This problem was solved at my previous employer by allowing Firefox to be installed on to the Desktops. Users were advised to use IE for accessing intranet apps (internal apps) and FF for general browsing. Lot of our internal apps were using client side java applets (for some reason). Users didn't complain a bit. Always, there is a danger that some employees might use IE for surfing internet, but there was a security setting, which would prompt users whenever Java applets are used on the "Internet" sites. I guess that provided some degree of protection without compromising the usability
Kraegan
50%
50%
Kraegan,
User Rank: Apprentice
1/15/2013 | 5:37:28 PM
re: 10 Facts: Secure Java For Business Use
Sun Java architecture or Javascript server side processing language? I'm not quite sure which this article is referring to.
Register for Dark Reading Newsletters
White Papers
Cartoon
Current Issue
Dark Reading Tech Digest, Dec. 19, 2014
Software-defined networking can be a net plus for security. The key: Work with the network team to implement gradually, test as you go, and take the opportunity to overhaul your security strategy.
Flash Poll
Video
Slideshows
Twitter Feed
Dark Reading - Bug Report
Bug Report
Enterprise Vulnerabilities
From DHS/US-CERT's National Vulnerability Database
CVE-2013-4440
Published: 2014-12-19
Password Generator (aka Pwgen) before 2.07 generates weak non-tty passwords, which makes it easier for context-dependent attackers to guess the password via a brute-force attack.
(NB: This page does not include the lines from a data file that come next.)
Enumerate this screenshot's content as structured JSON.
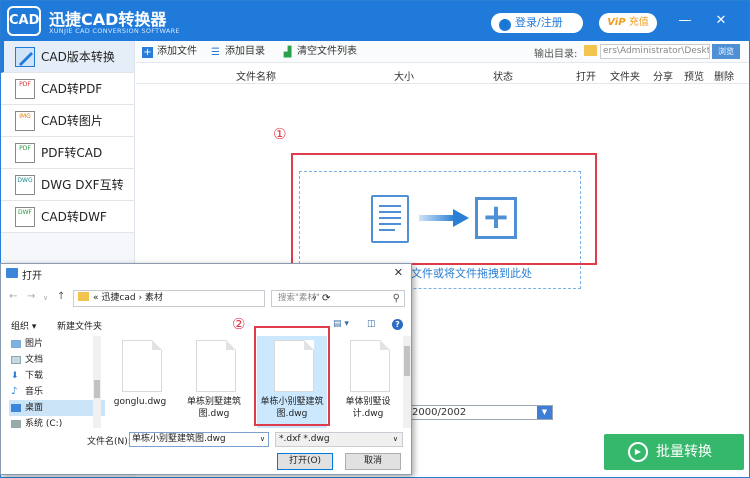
{
  "app": {
    "logo": "CAD",
    "title": "迅捷CAD转换器",
    "subtitle": "XUNJIE CAD CONVERSION SOFTWARE",
    "login": "登录/注册",
    "vip": "ViP",
    "recharge": "充值",
    "brand_color": "#1f7ad9"
  },
  "sidebar": {
    "items": [
      {
        "label": "CAD版本转换",
        "icon": "cad-version-icon"
      },
      {
        "label": "CAD转PDF",
        "icon": "pdf-icon"
      },
      {
        "label": "CAD转图片",
        "icon": "image-icon"
      },
      {
        "label": "PDF转CAD",
        "icon": "pdf-to-cad-icon"
      },
      {
        "label": "DWG DXF互转",
        "icon": "dwg-dxf-icon"
      },
      {
        "label": "CAD转DWF",
        "icon": "dwf-icon"
      }
    ]
  },
  "toolbar": {
    "add_file": "添加文件",
    "add_dir": "添加目录",
    "clear_list": "清空文件列表",
    "output_label": "输出目录:",
    "output_path": "ers\\Administrator\\Desktop",
    "browse": "浏览"
  },
  "table": {
    "headers": [
      "文件名称",
      "大小",
      "状态",
      "打开",
      "文件夹",
      "分享",
      "预览",
      "删除"
    ]
  },
  "drop": {
    "hint": "文件或将文件拖拽到此处",
    "marker1": "①",
    "marker2": "②"
  },
  "bottom": {
    "version": "2000/2002",
    "batch_label": "批量转换",
    "batch_color": "#35b86b"
  },
  "dialog": {
    "title": "打开",
    "breadcrumb_prefix": "«",
    "crumb1": "迅捷cad",
    "crumb2": "素材",
    "search_placeholder": "搜索\"素材\"",
    "organize": "组织 ▾",
    "new_folder": "新建文件夹",
    "tree": [
      "图片",
      "文档",
      "下载",
      "音乐",
      "桌面",
      "系统 (C:)"
    ],
    "files": [
      {
        "name": "gonglu.dwg"
      },
      {
        "name": "单栋别墅建筑图.dwg"
      },
      {
        "name": "单栋小别墅建筑图.dwg"
      },
      {
        "name": "单体别墅设计.dwg"
      }
    ],
    "filename_label": "文件名(N):",
    "filename_value": "单栋小别墅建筑图.dwg",
    "filter": "*.dxf *.dwg",
    "open": "打开(O)",
    "cancel": "取消"
  }
}
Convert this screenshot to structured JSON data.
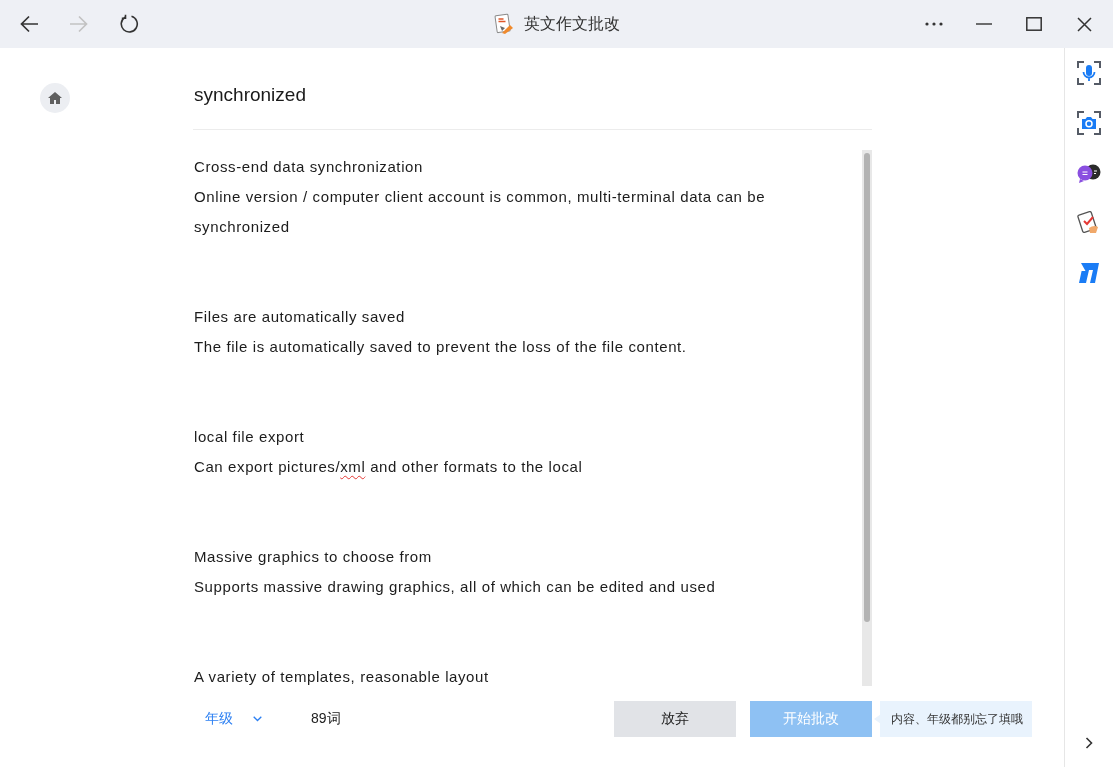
{
  "window": {
    "title": "英文作文批改"
  },
  "nav_buttons": [
    {
      "kind": "back",
      "disabled": false
    },
    {
      "kind": "forward",
      "disabled": true
    },
    {
      "kind": "refresh",
      "disabled": false
    }
  ],
  "document": {
    "title": "synchronized",
    "blocks": [
      {
        "heading": "Cross-end data synchronization",
        "body": [
          {
            "text": "Online version / computer client account is common, multi-terminal data can be synchronized",
            "misspelled": false
          }
        ]
      },
      {
        "heading": "Files are automatically saved",
        "body": [
          {
            "text": "The file is automatically saved to prevent the loss of the file content.",
            "misspelled": false
          }
        ]
      },
      {
        "heading": "local file export",
        "body": [
          {
            "text": "Can export pictures/",
            "misspelled": false
          },
          {
            "text": "xml",
            "misspelled": true
          },
          {
            "text": " and other formats to the local",
            "misspelled": false
          }
        ]
      },
      {
        "heading": "Massive graphics to choose from",
        "body": [
          {
            "text": "Supports massive drawing graphics, all of which can be edited and used",
            "misspelled": false
          }
        ]
      },
      {
        "heading": "A variety of templates, reasonable layout"
      }
    ]
  },
  "footer": {
    "grade_select": {
      "label": "年级"
    },
    "word_count": "89词",
    "buttons": [
      {
        "label": "放弃",
        "kind": "secondary",
        "disabled": false
      },
      {
        "label": "开始批改",
        "kind": "primary",
        "disabled": true
      }
    ],
    "hint": "内容、年级都别忘了填哦"
  }
}
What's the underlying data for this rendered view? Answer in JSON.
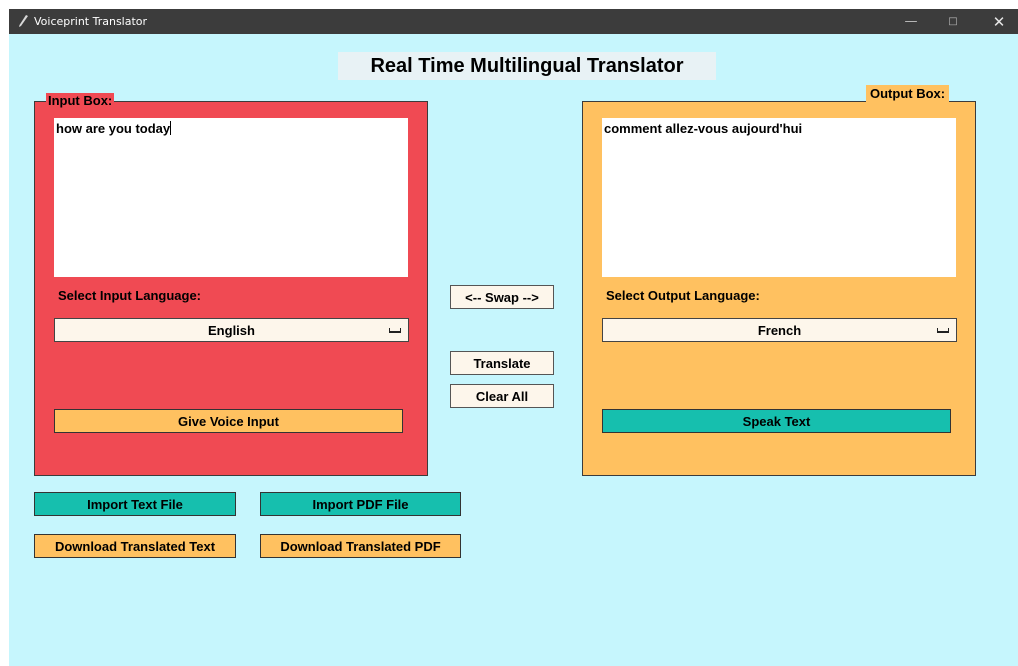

CVE-2013-4442
Published: 2014-12-19
Password Generator (aka Pwgen) before 2.07 uses weak pseudo generated numbers when /dev/urandom is unavailable, which makes it easier for context-dependent attackers to guess the numbers.

CVE-2013-7401
Published: 2014-12-19
The parse_request function in request.c in c-icap 0.2.x allows remote attackers to cause a denial of service (crash) via a URI without a " " or "?" character in an ICAP request, as demonstrated by use of the OPTIONS method.

CVE-2014-2026
Published: 2014-12-19
Cross-site scripting (XSS) vulnerability in the search functionality in United Planet Intrexx Professional before 5.2 Online Update 0905 and 6.x before 6.0 Online Update 10 allows remote attackers to inject arbitrary web script or HTML via the request parameter.

CVE-2014-2716
Published: 2014-12-19
Ekahau B4 staff badge tag 5.7 with firmware 1.4.52, Real-Time Location System (RTLS) Controller 6.0.5-FINAL, and Activator 3 reuses the RC4 cipher stream, which makes it easier for remote attackers to obtain plaintext messages via an XOR operation on two ciphertexts.

Best of the Web
Dark Reading Radio
Archived Dark Reading Radio
Join us Wednesday, Dec. 17 at 1 p.m. Eastern Time to hear what employers are really looking for in a chief information security officer -- it may not be what you think.